▶ What to produce: Find the word "Security" in the listing. Copy out each line where it occurs.
Record set section start
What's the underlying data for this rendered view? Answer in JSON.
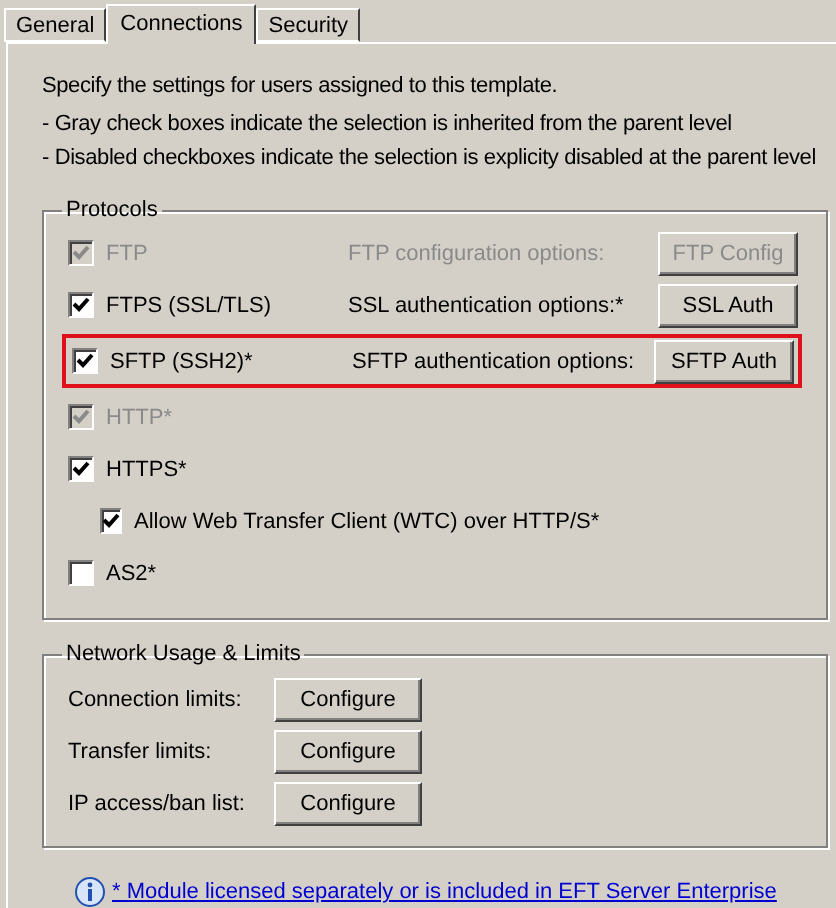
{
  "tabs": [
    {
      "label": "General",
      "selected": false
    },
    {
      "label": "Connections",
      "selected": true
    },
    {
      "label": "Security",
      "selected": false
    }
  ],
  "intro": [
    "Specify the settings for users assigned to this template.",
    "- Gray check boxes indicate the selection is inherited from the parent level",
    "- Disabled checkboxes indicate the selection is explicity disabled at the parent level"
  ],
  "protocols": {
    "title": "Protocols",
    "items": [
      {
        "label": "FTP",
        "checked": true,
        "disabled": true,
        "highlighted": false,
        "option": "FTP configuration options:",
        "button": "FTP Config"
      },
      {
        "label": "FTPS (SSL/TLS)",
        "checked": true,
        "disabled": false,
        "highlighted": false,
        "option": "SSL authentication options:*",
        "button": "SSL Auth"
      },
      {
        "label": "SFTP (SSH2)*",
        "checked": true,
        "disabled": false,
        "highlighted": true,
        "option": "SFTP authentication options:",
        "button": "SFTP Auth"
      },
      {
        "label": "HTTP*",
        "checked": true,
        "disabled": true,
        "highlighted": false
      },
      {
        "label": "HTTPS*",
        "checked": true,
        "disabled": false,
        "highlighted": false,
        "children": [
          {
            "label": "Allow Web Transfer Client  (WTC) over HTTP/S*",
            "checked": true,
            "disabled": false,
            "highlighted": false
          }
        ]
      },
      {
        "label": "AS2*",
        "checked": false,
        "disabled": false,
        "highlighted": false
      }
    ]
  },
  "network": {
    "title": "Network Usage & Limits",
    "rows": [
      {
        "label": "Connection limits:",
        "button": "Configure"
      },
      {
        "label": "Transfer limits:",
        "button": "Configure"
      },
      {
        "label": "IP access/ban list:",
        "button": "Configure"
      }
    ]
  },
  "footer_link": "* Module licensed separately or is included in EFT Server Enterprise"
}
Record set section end
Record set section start
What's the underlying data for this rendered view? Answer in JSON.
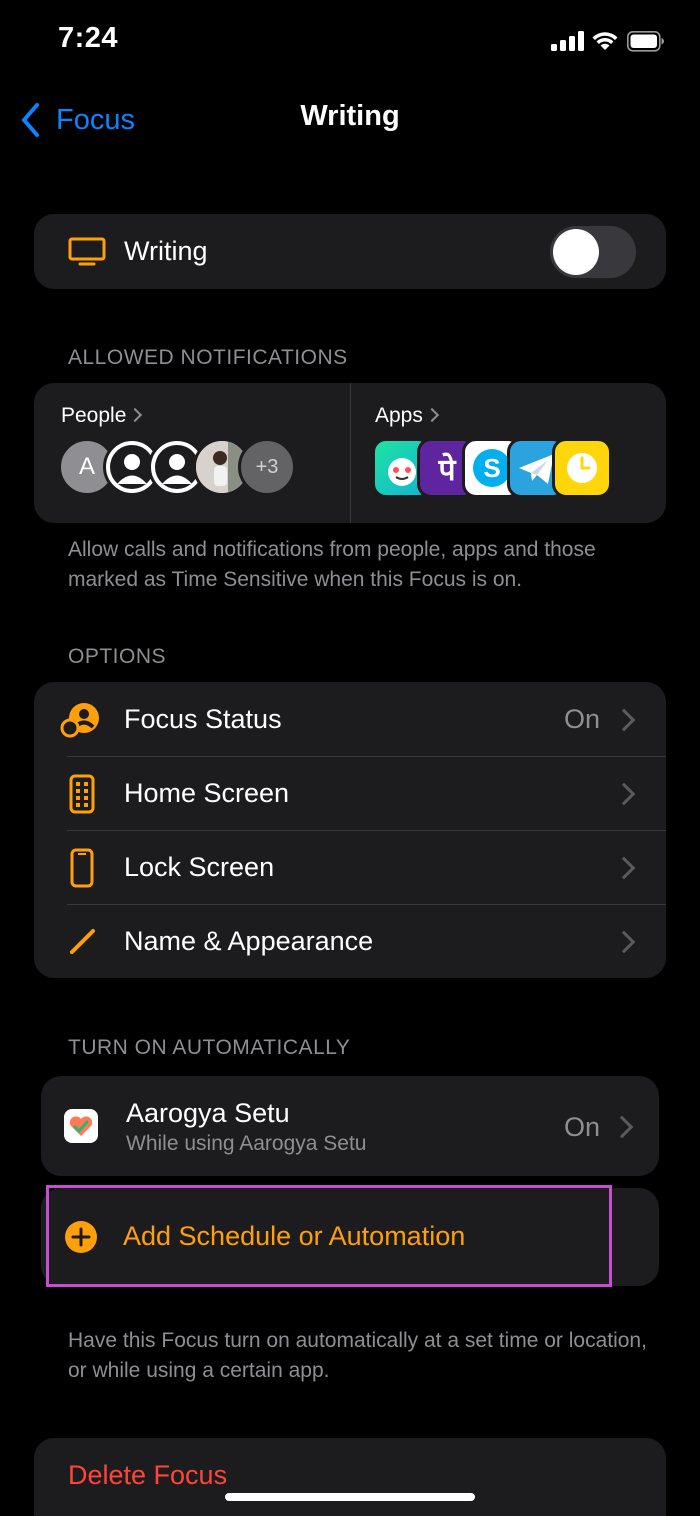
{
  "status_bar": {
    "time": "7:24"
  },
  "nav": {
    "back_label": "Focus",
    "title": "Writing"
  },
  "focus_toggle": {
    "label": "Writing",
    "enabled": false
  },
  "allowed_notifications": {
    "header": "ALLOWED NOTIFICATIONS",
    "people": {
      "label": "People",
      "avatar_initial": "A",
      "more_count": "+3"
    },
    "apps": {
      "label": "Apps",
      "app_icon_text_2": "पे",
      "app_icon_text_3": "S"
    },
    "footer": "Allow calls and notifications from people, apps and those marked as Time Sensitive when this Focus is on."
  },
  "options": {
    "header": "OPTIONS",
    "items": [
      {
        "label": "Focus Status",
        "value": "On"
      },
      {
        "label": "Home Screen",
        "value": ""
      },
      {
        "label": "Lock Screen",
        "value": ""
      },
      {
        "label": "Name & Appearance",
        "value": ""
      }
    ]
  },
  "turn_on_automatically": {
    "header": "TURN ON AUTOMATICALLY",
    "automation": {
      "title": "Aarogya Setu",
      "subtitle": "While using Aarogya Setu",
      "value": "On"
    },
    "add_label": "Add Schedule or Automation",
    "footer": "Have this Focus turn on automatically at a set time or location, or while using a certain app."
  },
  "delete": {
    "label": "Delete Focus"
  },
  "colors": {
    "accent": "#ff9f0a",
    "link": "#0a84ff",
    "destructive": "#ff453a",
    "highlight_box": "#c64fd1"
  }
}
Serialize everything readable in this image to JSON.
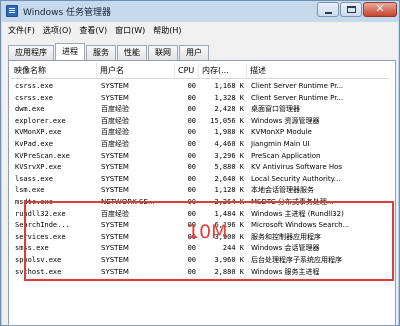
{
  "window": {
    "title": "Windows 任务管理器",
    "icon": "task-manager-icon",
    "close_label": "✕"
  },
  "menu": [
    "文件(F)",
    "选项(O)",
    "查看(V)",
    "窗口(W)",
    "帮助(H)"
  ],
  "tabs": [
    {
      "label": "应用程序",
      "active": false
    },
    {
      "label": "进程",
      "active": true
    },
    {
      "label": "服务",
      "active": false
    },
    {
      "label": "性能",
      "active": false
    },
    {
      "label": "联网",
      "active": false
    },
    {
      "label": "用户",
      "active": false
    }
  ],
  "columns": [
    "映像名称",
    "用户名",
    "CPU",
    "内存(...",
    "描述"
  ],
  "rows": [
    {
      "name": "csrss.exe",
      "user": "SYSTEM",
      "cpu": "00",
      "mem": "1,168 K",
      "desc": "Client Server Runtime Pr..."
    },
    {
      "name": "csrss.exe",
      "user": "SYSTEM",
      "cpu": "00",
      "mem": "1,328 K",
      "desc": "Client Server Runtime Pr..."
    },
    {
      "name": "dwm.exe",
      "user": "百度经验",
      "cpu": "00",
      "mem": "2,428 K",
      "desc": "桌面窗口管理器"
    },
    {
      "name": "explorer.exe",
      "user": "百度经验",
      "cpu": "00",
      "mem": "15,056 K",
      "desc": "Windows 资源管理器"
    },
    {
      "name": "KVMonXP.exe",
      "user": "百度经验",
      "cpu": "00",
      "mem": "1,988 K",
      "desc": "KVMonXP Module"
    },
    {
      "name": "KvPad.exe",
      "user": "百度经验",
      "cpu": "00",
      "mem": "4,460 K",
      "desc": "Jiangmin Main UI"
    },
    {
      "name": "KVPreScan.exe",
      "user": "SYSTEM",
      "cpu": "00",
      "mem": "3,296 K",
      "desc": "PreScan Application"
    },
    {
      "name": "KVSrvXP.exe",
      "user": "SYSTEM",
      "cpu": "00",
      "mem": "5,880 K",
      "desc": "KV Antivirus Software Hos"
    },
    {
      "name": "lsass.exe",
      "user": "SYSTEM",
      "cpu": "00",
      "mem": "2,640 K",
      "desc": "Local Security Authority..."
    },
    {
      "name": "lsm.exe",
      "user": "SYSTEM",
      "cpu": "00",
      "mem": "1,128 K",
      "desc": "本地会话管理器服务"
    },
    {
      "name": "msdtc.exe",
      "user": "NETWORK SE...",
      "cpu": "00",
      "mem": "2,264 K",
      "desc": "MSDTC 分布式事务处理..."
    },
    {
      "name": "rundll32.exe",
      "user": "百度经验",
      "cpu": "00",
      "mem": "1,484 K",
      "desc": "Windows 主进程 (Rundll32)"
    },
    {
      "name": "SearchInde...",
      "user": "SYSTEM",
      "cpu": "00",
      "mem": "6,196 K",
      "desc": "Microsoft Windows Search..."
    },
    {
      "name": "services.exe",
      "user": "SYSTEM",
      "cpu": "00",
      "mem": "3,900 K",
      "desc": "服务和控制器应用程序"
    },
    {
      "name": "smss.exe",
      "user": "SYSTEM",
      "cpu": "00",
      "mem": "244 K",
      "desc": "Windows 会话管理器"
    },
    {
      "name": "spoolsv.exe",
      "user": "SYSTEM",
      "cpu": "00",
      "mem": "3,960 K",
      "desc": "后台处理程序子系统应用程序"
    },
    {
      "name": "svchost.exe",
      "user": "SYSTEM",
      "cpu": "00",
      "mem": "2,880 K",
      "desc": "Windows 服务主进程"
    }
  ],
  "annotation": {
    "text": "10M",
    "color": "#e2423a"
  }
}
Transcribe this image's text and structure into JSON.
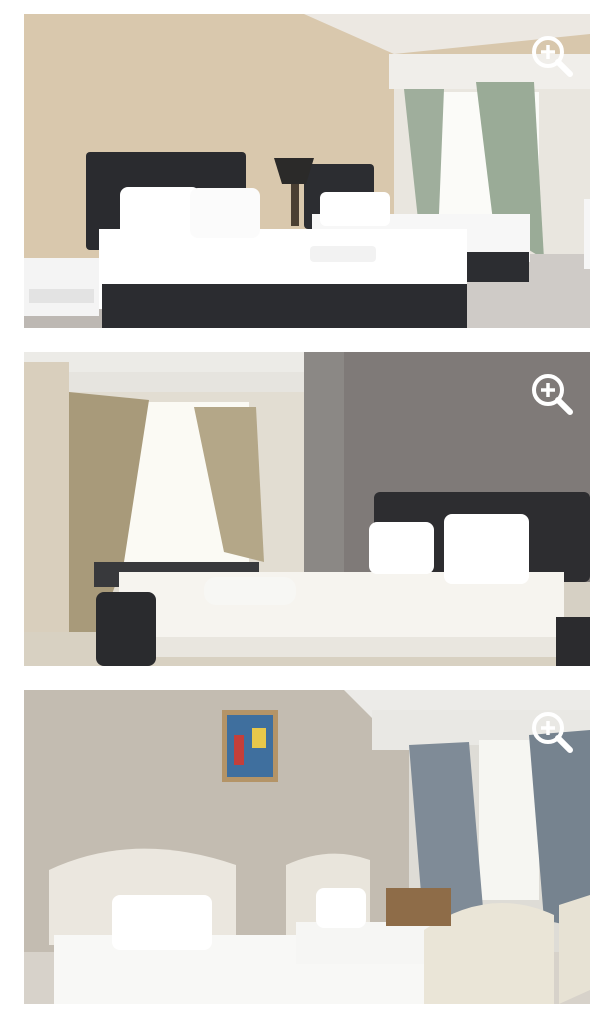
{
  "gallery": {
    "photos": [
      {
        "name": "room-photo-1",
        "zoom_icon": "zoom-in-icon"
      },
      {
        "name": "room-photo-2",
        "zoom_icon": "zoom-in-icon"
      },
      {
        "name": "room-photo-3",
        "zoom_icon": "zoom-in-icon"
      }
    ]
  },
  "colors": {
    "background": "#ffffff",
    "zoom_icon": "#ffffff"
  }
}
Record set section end
▶ Answer to the exercise:
      "label": "Security",
      "desc": "Local Security Authority..."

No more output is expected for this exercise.